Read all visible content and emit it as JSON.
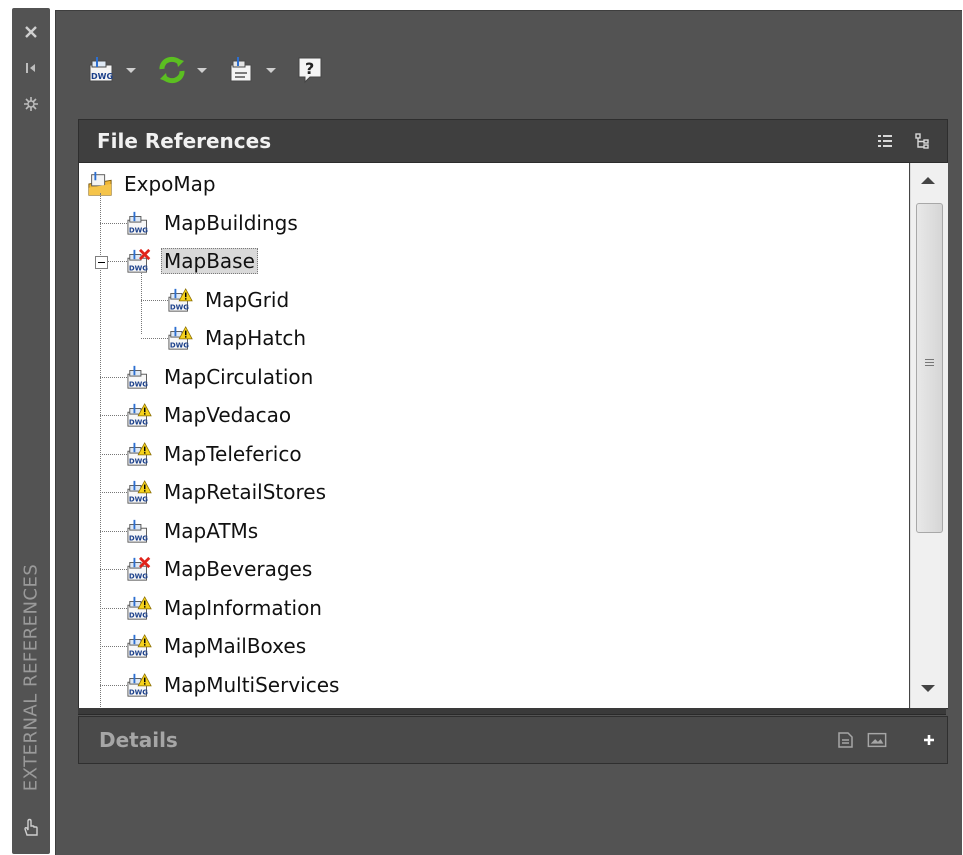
{
  "palette_title": "EXTERNAL REFERENCES",
  "titlebar_icons": [
    "close-icon",
    "autohide-icon",
    "properties-icon",
    "hand-icon"
  ],
  "toolbar": {
    "buttons": [
      {
        "name": "attach-dwg-button",
        "icon": "dwg-attach-icon"
      },
      {
        "name": "refresh-button",
        "icon": "refresh-icon"
      },
      {
        "name": "change-path-button",
        "icon": "change-path-icon"
      },
      {
        "name": "help-button",
        "icon": "help-icon"
      }
    ]
  },
  "file_references": {
    "title": "File References",
    "view_icons": [
      "list-view-icon",
      "tree-view-icon"
    ]
  },
  "tree": {
    "root": {
      "label": "ExpoMap",
      "icon": "drawing-root-icon"
    },
    "items": [
      {
        "label": "MapBuildings",
        "status": "ok",
        "level": 1
      },
      {
        "label": "MapBase",
        "status": "error",
        "level": 1,
        "expanded": true,
        "selected": true
      },
      {
        "label": "MapGrid",
        "status": "warning",
        "level": 2
      },
      {
        "label": "MapHatch",
        "status": "warning",
        "level": 2
      },
      {
        "label": "MapCirculation",
        "status": "ok",
        "level": 1
      },
      {
        "label": "MapVedacao",
        "status": "warning",
        "level": 1
      },
      {
        "label": "MapTeleferico",
        "status": "warning",
        "level": 1
      },
      {
        "label": "MapRetailStores",
        "status": "warning",
        "level": 1
      },
      {
        "label": "MapATMs",
        "status": "ok",
        "level": 1
      },
      {
        "label": "MapBeverages",
        "status": "error",
        "level": 1
      },
      {
        "label": "MapInformation",
        "status": "warning",
        "level": 1
      },
      {
        "label": "MapMailBoxes",
        "status": "warning",
        "level": 1
      },
      {
        "label": "MapMultiServices",
        "status": "warning",
        "level": 1
      }
    ]
  },
  "details": {
    "title": "Details",
    "icons": [
      "details-view-icon",
      "preview-icon",
      "expand-plus-icon"
    ]
  },
  "colors": {
    "panel_bg": "#535353",
    "header_bg": "#3f3f3f",
    "refresh_green": "#5bbf21",
    "warning_yellow": "#f5d21c",
    "error_red": "#e0241b"
  }
}
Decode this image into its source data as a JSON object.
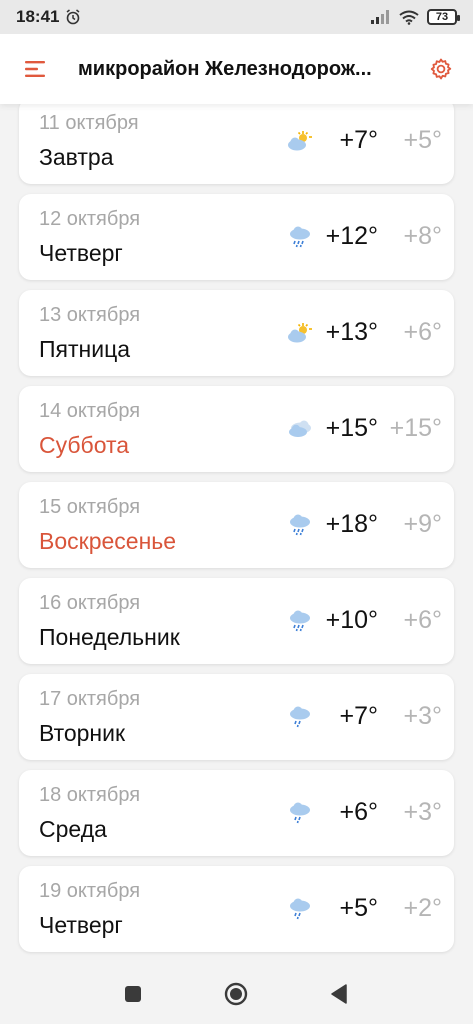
{
  "status_bar": {
    "time": "18:41",
    "battery": "73"
  },
  "header": {
    "title": "микрорайон Железнодорож...",
    "accent_color": "#e0593d"
  },
  "forecast": [
    {
      "date": "11 октября",
      "day": "Завтра",
      "weekend": false,
      "icon": "partly-cloudy-icon",
      "temp_day": "+7°",
      "temp_night": "+5°"
    },
    {
      "date": "12 октября",
      "day": "Четверг",
      "weekend": false,
      "icon": "rain-icon",
      "temp_day": "+12°",
      "temp_night": "+8°"
    },
    {
      "date": "13 октября",
      "day": "Пятница",
      "weekend": false,
      "icon": "partly-cloudy-icon",
      "temp_day": "+13°",
      "temp_night": "+6°"
    },
    {
      "date": "14 октября",
      "day": "Суббота",
      "weekend": true,
      "icon": "cloudy-icon",
      "temp_day": "+15°",
      "temp_night": "+15°"
    },
    {
      "date": "15 октября",
      "day": "Воскресенье",
      "weekend": true,
      "icon": "rain-icon",
      "temp_day": "+18°",
      "temp_night": "+9°"
    },
    {
      "date": "16 октября",
      "day": "Понедельник",
      "weekend": false,
      "icon": "rain-icon",
      "temp_day": "+10°",
      "temp_night": "+6°"
    },
    {
      "date": "17 октября",
      "day": "Вторник",
      "weekend": false,
      "icon": "rain-icon",
      "temp_day": "+7°",
      "temp_night": "+3°"
    },
    {
      "date": "18 октября",
      "day": "Среда",
      "weekend": false,
      "icon": "rain-icon",
      "temp_day": "+6°",
      "temp_night": "+3°"
    },
    {
      "date": "19 октября",
      "day": "Четверг",
      "weekend": false,
      "icon": "rain-icon",
      "temp_day": "+5°",
      "temp_night": "+2°"
    }
  ],
  "colors": {
    "weekend": "#d9553a",
    "muted": "#a7a7a7"
  }
}
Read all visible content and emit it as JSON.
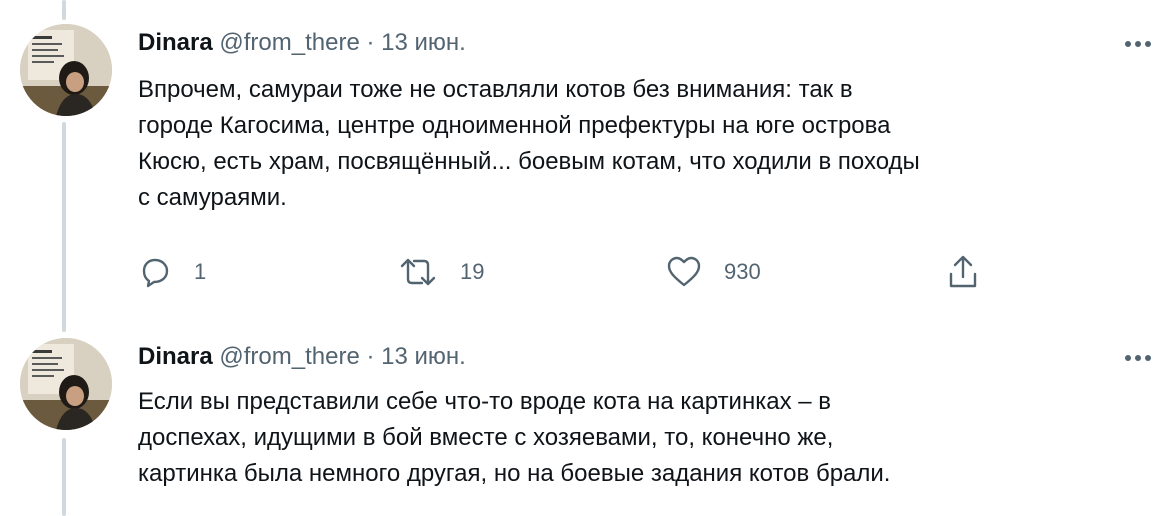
{
  "tweets": [
    {
      "author_name": "Dinara",
      "handle": "@from_there",
      "separator": "·",
      "date": "13 июн.",
      "text": "Впрочем, самураи тоже не оставляли котов без внимания: так в\nгороде Кагосима, центре одноименной префектуры на юге острова\nКюсю, есть храм, посвящённый... боевым котам, что ходили в походы\nс самураями.",
      "replies": "1",
      "retweets": "19",
      "likes": "930"
    },
    {
      "author_name": "Dinara",
      "handle": "@from_there",
      "separator": "·",
      "date": "13 июн.",
      "text": "Если вы представили себе что-то вроде кота на картинках – в\nдоспехах, идущими в бой вместе с хозяевами, то, конечно же,\nкартинка была немного другая, но на боевые задания котов брали."
    }
  ],
  "colors": {
    "text": "#0f1419",
    "secondary": "#536471",
    "thread_line": "#cfd9de"
  },
  "icons": [
    "more-icon",
    "reply-icon",
    "retweet-icon",
    "like-icon",
    "share-icon"
  ]
}
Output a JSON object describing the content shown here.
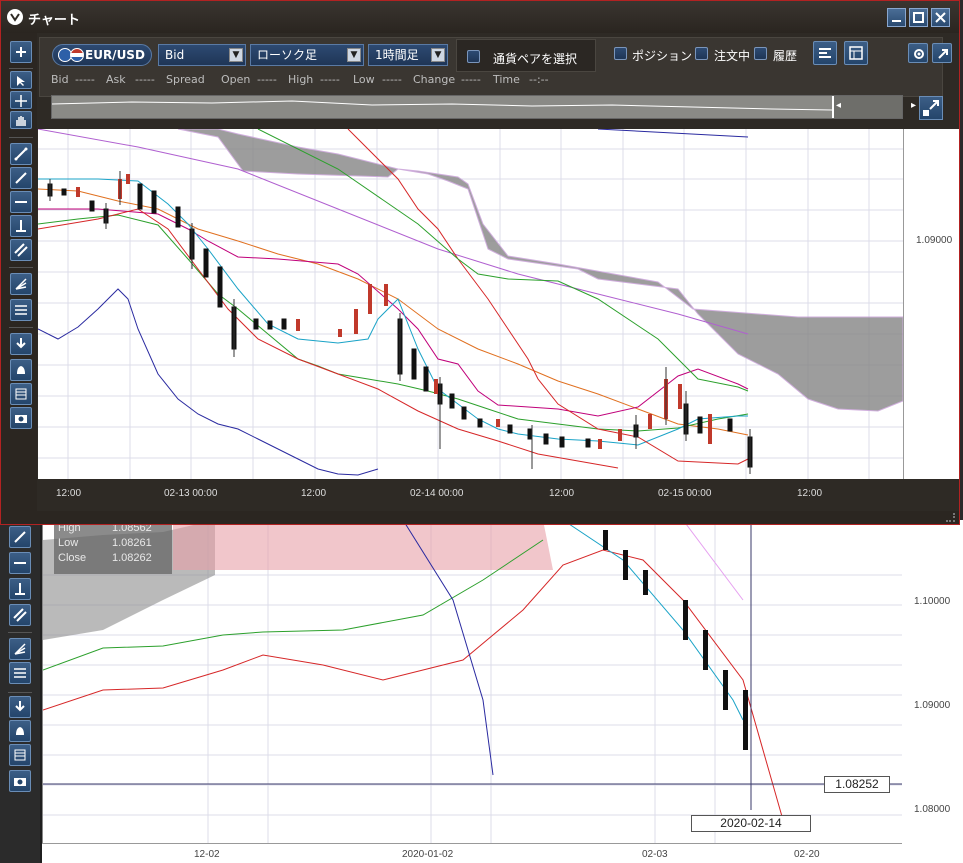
{
  "window": {
    "title": "チャート",
    "buttons": [
      "minimize",
      "maximize",
      "close"
    ]
  },
  "toolbar": {
    "pair": "EUR/USD",
    "price_type": "Bid",
    "chart_type": "ローソク足",
    "timeframe": "1時間足",
    "select_pair_label": "通貨ペアを選択",
    "position_label": "ポジション",
    "orders_label": "注文中",
    "history_label": "履歴"
  },
  "info_bar": {
    "bid_label": "Bid",
    "bid_value": "-----",
    "ask_label": "Ask",
    "ask_value": "-----",
    "spread_label": "Spread",
    "open_label": "Open",
    "open_value": "-----",
    "high_label": "High",
    "high_value": "-----",
    "low_label": "Low",
    "low_value": "-----",
    "change_label": "Change",
    "change_value": "-----",
    "time_label": "Time",
    "time_value": "--:--"
  },
  "chart": {
    "x_labels": [
      "12:00",
      "02-13 00:00",
      "12:00",
      "02-14 00:00",
      "12:00",
      "02-15 00:00",
      "12:00"
    ],
    "y_labels": [
      "1.09000"
    ],
    "colors": {
      "bullish": "#c0392b",
      "bearish": "#111111",
      "cloud": "#8c8c8c"
    }
  },
  "bg_chart": {
    "x_labels": [
      "12-02",
      "2020-01-02",
      "02-03",
      "02-20"
    ],
    "y_labels": [
      "1.10000",
      "1.09000",
      "1.08000"
    ],
    "price_tag": "1.08252",
    "date_tag": "2020-02-14",
    "tooltip": {
      "high_label": "High",
      "high_value": "1.08562",
      "low_label": "Low",
      "low_value": "1.08261",
      "close_label": "Close",
      "close_value": "1.08262"
    }
  }
}
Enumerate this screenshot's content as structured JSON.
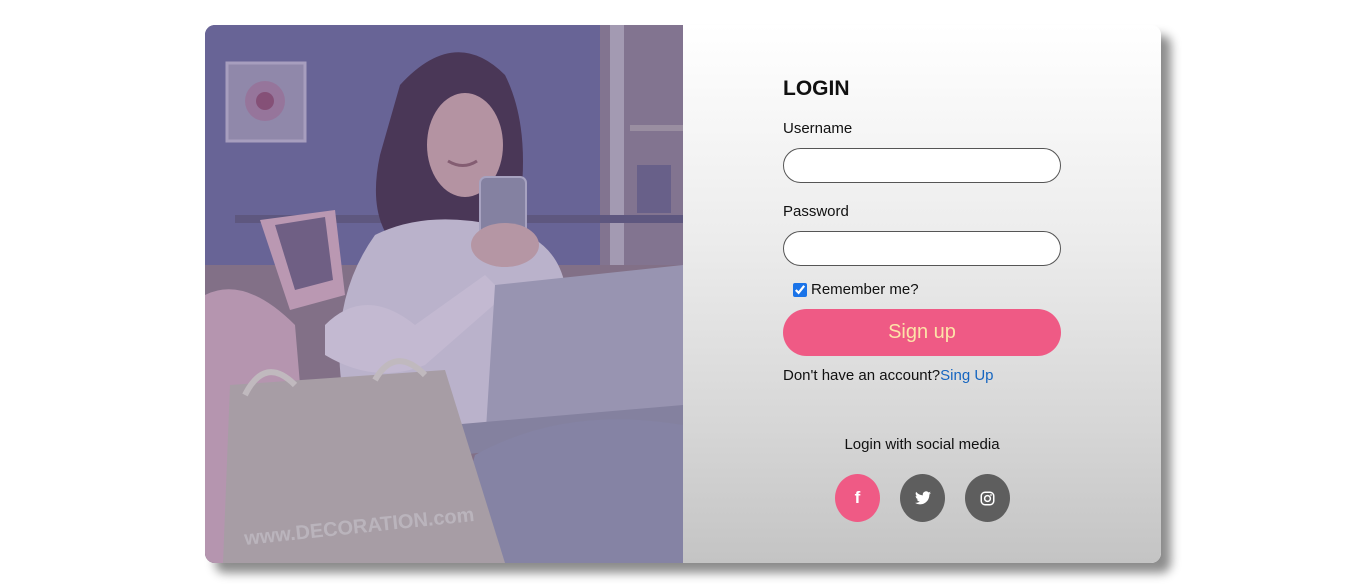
{
  "login": {
    "title": "LOGIN",
    "username_label": "Username",
    "username_value": "",
    "password_label": "Password",
    "password_value": "",
    "remember_label": "Remember me?",
    "remember_checked": true,
    "signup_button": "Sign up",
    "no_account_text": "Don't have an account?",
    "no_account_link": "Sing Up",
    "social_title": "Login with social media"
  },
  "social": {
    "facebook_icon": "f",
    "twitter_icon": "twitter-icon",
    "instagram_icon": "instagram-icon"
  },
  "photo": {
    "bag_text": "www.DECORATION.com"
  },
  "colors": {
    "accent": "#ef5a85",
    "social_dark": "#5e5e5e",
    "link": "#1565c0",
    "button_text": "#fde3a8"
  }
}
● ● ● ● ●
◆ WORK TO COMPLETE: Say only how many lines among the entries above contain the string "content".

◆ RESULT OF THIS TASK: 4